Mal'tsovs'ka, Mariia / Мальцовська, Марія
Born in 1951 in Rusky Potok, Slovakia, Maria Mal'tsovs'ka graduated from Safarik University in Presov in 1975. She worked for several Ukrainian-language newspapers and magazines before joining the editorial staff of the Rusyn-language newspaper Narodny novynky upon its foundation in 1991. She began writing short stories as a student and published two collections of Ukrainian-language stories in1988 and 1991.
Her first Rusyn-language stories published in Manna i oskomyna (1994) are deceptively simple in form. The opening story, "Materyna svichka" (Mother's Candle) straddles the borders of fiction and autobiography. The heroine is a sophisticated, educated newspaper editor who undertakes the care of her old-fashioned mother, a symbol of Rusyn tenacity in a flowered kerchief, who loves wild flowers and folk songs. Through dreams, reminiscences, and conversations, the author manages to treat themes that resonate with the nation's experience, such as childhood memories of herding cows and climbing haystacks, her father's wartime exploits and his winter work in the Czech forests, the family's hardships at home, Easter bread baking, and her mother's peryna (down-filled bed covering.) Offsetting the sentimentality and the specifically local themes and imagery, however, is the narrator's expression of frustration at her inability to solve her parents' problems, her fatigue in trying to deal with them, and her feeling of being torn between her own life and her responsibilities to her parents - emotions common to first-generation intellectuals across the world.
In "Rozkvitnuta planka" (Rose in Bloom), Mal'tsovs'ka uses allegory to make subtle points about the Rusyn people in the past and their prospects for the future. In this coming-of-age story, a thematic allegory that crosses many emerging literatures, Mal'tsovs'ka moves between the worlds of the historical and the imaginary in the style that has become known as "magical realism." She taps into myths, legends, fairy tales, and superstitions, presenting them as positive inner resources of the folk, resources that allowed them to exert some control over their uncertain history and thereby survive into the modern age. In a dialogue with the Rusyn past, she reassesses modern values in a counterpoint with tradition, valorizing what had been dismissed as "backward" and asserting its relevance for contemporary society.
In the title story, "Manna i oskomyna" (Heavenly Sweetness and Bitterness), Mal'tsovs'ka combines national and feminist concerns in a tale about exploitation and liberation that has obvious allegorical overtones. The heroine, Nastia, demonstrates a confluence of old-world values and modern-age self-sufficiency. In this story as in the others, Mal'tsovs'ka focuses on moments and processes that reveal cultural differences across space and time. She places her characters and her readers in the in-between spaces where they must elaborate strategies of selfhood that mediate between tradition and modernity. Her characters, like the Rusyn people, must negotiate their own path toward equality and a sense of wholeness.

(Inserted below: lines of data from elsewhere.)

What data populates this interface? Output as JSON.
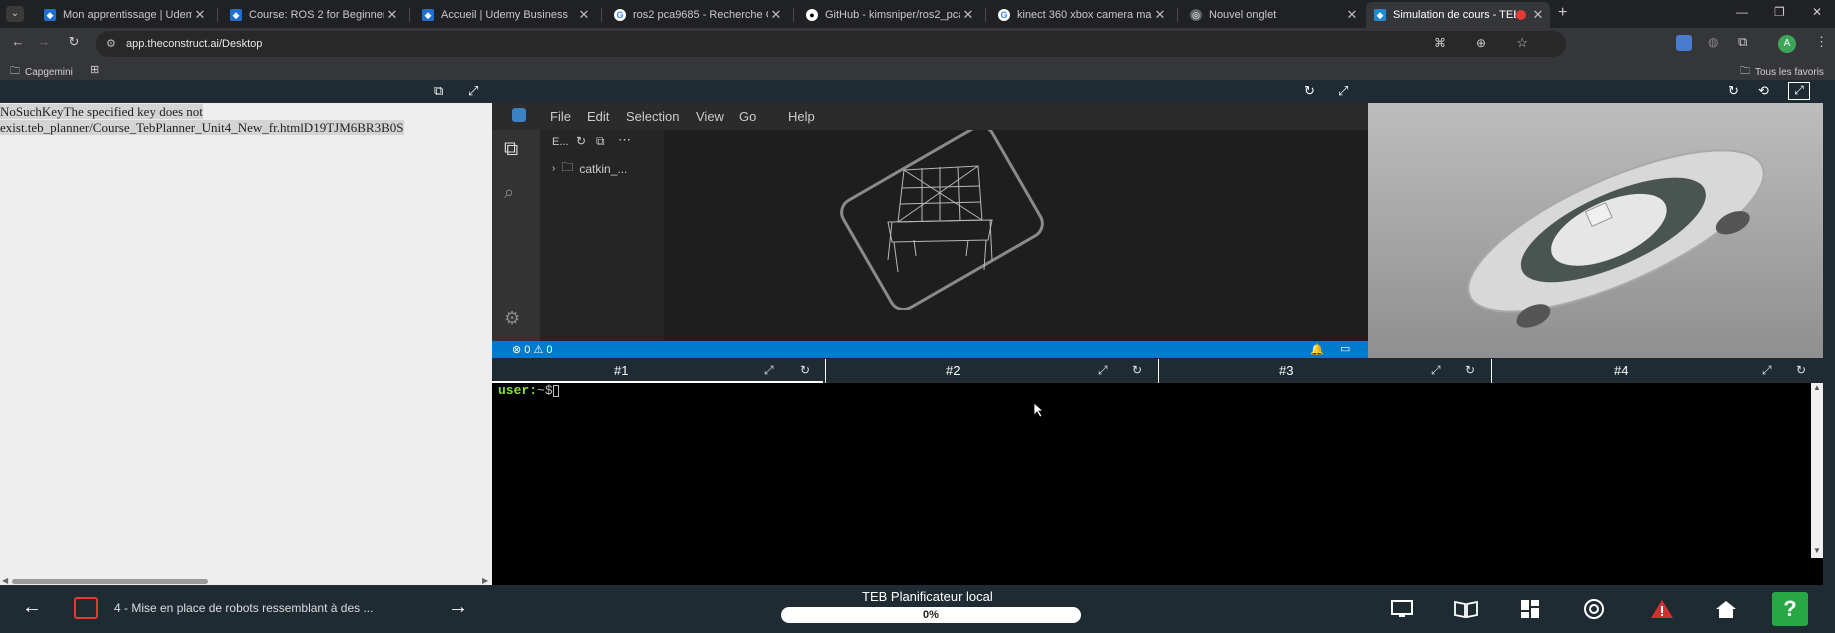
{
  "browser": {
    "tabs": [
      {
        "title": "Mon apprentissage | Udemy Bu",
        "favicon": "udemy"
      },
      {
        "title": "Course: ROS 2 for Beginners Le",
        "favicon": "udemy"
      },
      {
        "title": "Accueil | Udemy Business",
        "favicon": "udemy"
      },
      {
        "title": "ros2 pca9685 - Recherche Goo",
        "favicon": "google"
      },
      {
        "title": "GitHub - kimsniper/ros2_pca96",
        "favicon": "github"
      },
      {
        "title": "kinect 360 xbox camera maroc",
        "favicon": "google"
      },
      {
        "title": "Nouvel onglet",
        "favicon": "chrome"
      },
      {
        "title": "Simulation de cours - TEB P",
        "favicon": "construct",
        "active": true
      }
    ],
    "new_tab_symbol": "+",
    "url": "app.theconstruct.ai/Desktop",
    "bookmarks": [
      {
        "label": "Capgemini"
      }
    ],
    "all_bookmarks_label": "Tous les favoris",
    "profile_initial": "A"
  },
  "left_pane": {
    "error_line1_highlight": "NoSuchKeyThe specified key does not",
    "error_line2_highlight": "exist.teb_planner/Course_TebPlanner_Unit4_New_fr.htmlD19TJM6BR3B0S"
  },
  "vscode": {
    "menu": [
      "File",
      "Edit",
      "Selection",
      "View",
      "Go",
      "Help"
    ],
    "explorer_title": "E...",
    "folder": "catkin_...",
    "status_errors": "0",
    "status_warnings": "0"
  },
  "terminal": {
    "tabs": [
      "#1",
      "#2",
      "#3",
      "#4"
    ],
    "prompt_user": "user:",
    "prompt_path": "~$"
  },
  "bottom": {
    "lesson_title": "4 - Mise en place de robots ressemblant à des ...",
    "course_title": "TEB Planificateur local",
    "progress": "0%",
    "help_symbol": "?"
  },
  "colors": {
    "vscode_status": "#007acc",
    "terminal_prompt": "#8ae234",
    "help_button": "#28a745",
    "warning_icon": "#d32f2f",
    "stop_button": "#e53935"
  }
}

Mal'tsovs'ka's second Rusyn-language collection, Pid Rusyn'skym nebom (1998), traces modern Rusyn history through the life of Mariia Piptova, the real-life heroine of this documentary that crosses the genres of fiction and biography. Using indirect speech and internal monologue in the heroine's native dialect, Mal'tsovs'ka explores feminine psychology in the broader, national context. The result is a detailed analysis of the Rusyn social environment of the second half of the twentieth century and an elaboration of modern Rusyn historical memory.
Mal'tsovs'ka has also written stories for children (Prypovidkova luchka, 1995).